Macau (MNA) – As the Japanese legislature approved a bill to allow the development and exploration of integrated resorts, financial services company Morgan Stanley believes Macau will receive greater competition in the future when it comes to attract Chinese gamers.
However the company also considered that international gaming companies and their Japanese partners could also see an upside to their valuation in anticipation of the high return on invested capital they could register in future investments in the Asian country, a scenario that already took place previously in Macau, Singapore and Philippines.
Japan’s integrated resort (IR) implementation bill was approved this Friday evening on the country’s parliament Upper House, with the decision to have ‘far reaching implications for global gaming and related companies’.
The approved bill implemented measures long discussed such as a revenue tax rate of around 30 per cent, a casino size limit of 3 per cent of total gaming floor area; three IR locations; and an entry fee for locals of 6,000 yen (MOP435/US$53) for locals with limited visitation frequency up to three times a week and 10 times over four weeks.
Morgan Stanley analysts also warned that two key regulations, gross floor area limit and 30 per cent tax revenue, would probably represent ‘lower returns than many expected’.
‘In the case of Osaka to make a reasonable return of 14 per cent (EBITDA/total investment) on a US$8 billion investment. Assuming 15,000 square meters of casino area, gross gaming revenue of US$4 billion, VIP and mass table yield of US$36,500 and US$8,500, respectively, are necessary.

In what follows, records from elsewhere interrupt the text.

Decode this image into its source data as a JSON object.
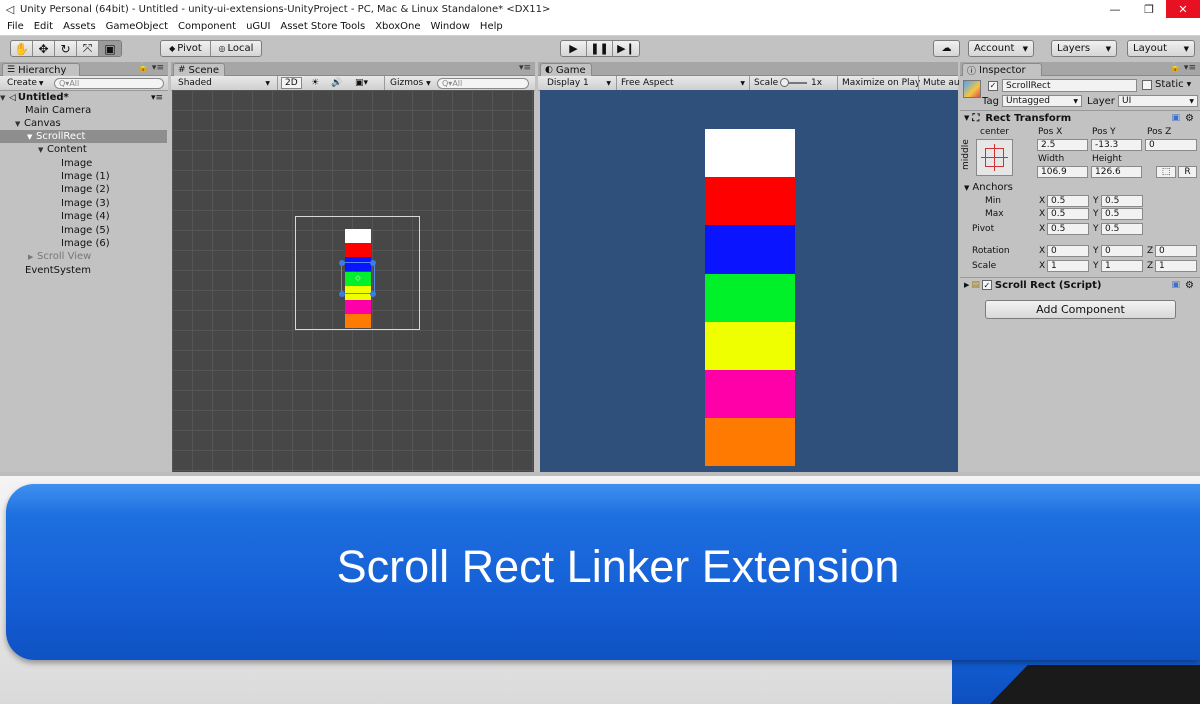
{
  "window": {
    "title": "Unity Personal (64bit) - Untitled - unity-ui-extensions-UnityProject - PC, Mac & Linux Standalone* <DX11>"
  },
  "menu": [
    "File",
    "Edit",
    "Assets",
    "GameObject",
    "Component",
    "uGUI",
    "Asset Store Tools",
    "XboxOne",
    "Window",
    "Help"
  ],
  "toolbar": {
    "pivot": "Pivot",
    "local": "Local",
    "account": "Account",
    "layers": "Layers",
    "layout": "Layout"
  },
  "hierarchy": {
    "tab": "Hierarchy",
    "create": "Create",
    "search_placeholder": "Q▾All",
    "scene_name": "Untitled*",
    "items": [
      {
        "label": "Main Camera"
      },
      {
        "label": "Canvas"
      },
      {
        "label": "ScrollRect"
      },
      {
        "label": "Content"
      },
      {
        "label": "Image"
      },
      {
        "label": "Image (1)"
      },
      {
        "label": "Image (2)"
      },
      {
        "label": "Image (3)"
      },
      {
        "label": "Image (4)"
      },
      {
        "label": "Image (5)"
      },
      {
        "label": "Image (6)"
      },
      {
        "label": "Scroll View"
      },
      {
        "label": "EventSystem"
      }
    ]
  },
  "scene": {
    "tab": "Scene",
    "shading": "Shaded",
    "mode2d": "2D",
    "gizmos": "Gizmos",
    "search_placeholder": "Q▾All"
  },
  "game": {
    "tab": "Game",
    "display": "Display 1",
    "aspect": "Free Aspect",
    "scale_label": "Scale",
    "scale_value": "1x",
    "maximize": "Maximize on Play",
    "mute": "Mute au"
  },
  "blocks": {
    "colors": [
      "#ffffff",
      "#ff0000",
      "#0a14ff",
      "#00f02a",
      "#f0ff00",
      "#ff00a8",
      "#ff7a00"
    ]
  },
  "inspector": {
    "tab": "Inspector",
    "object_name": "ScrollRect",
    "static_label": "Static",
    "tag_label": "Tag",
    "tag_value": "Untagged",
    "layer_label": "Layer",
    "layer_value": "UI",
    "rect_transform": "Rect Transform",
    "anchor_h": "center",
    "anchor_v": "middle",
    "pos_x_label": "Pos X",
    "pos_y_label": "Pos Y",
    "pos_z_label": "Pos Z",
    "pos_x": "2.5",
    "pos_y": "-13.3",
    "pos_z": "0",
    "width_label": "Width",
    "height_label": "Height",
    "width": "106.9",
    "height": "126.6",
    "r_button": "R",
    "anchors_label": "Anchors",
    "min_label": "Min",
    "max_label": "Max",
    "pivot_label": "Pivot",
    "x_label": "X",
    "y_label": "Y",
    "z_label": "Z",
    "anchor_min_x": "0.5",
    "anchor_min_y": "0.5",
    "anchor_max_x": "0.5",
    "anchor_max_y": "0.5",
    "pivot_x": "0.5",
    "pivot_y": "0.5",
    "rotation_label": "Rotation",
    "rot_x": "0",
    "rot_y": "0",
    "rot_z": "0",
    "scale_label": "Scale",
    "scale_x": "1",
    "scale_y": "1",
    "scale_z": "1",
    "script_component": "Scroll Rect (Script)",
    "add_component": "Add Component"
  },
  "banner": {
    "text": "Scroll Rect Linker Extension"
  }
}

That’s much higher than Singapore,’ the company noted.
Tokyo and Osaka have long been touted as some of the most likely Japan locations where gaming resorts will be allowed to operate.
Several gaming operators with connections to Macau have already vowed to prepare investments and finding local partners for developing integrated resorts in Japan such as Galaxy Entertainment Group, Melco Resorts, junket operator Suncity Group, Wynn Resorts and the Sands Group
MGM Resorts International, have also publicly stated that its operators would be willing to make a bet on a integrated resort in the Land for the Rising Sun that would cost anywhere between 500 billion yen (US$4.53 billion/MOP36.67 billion) and one trillion yen.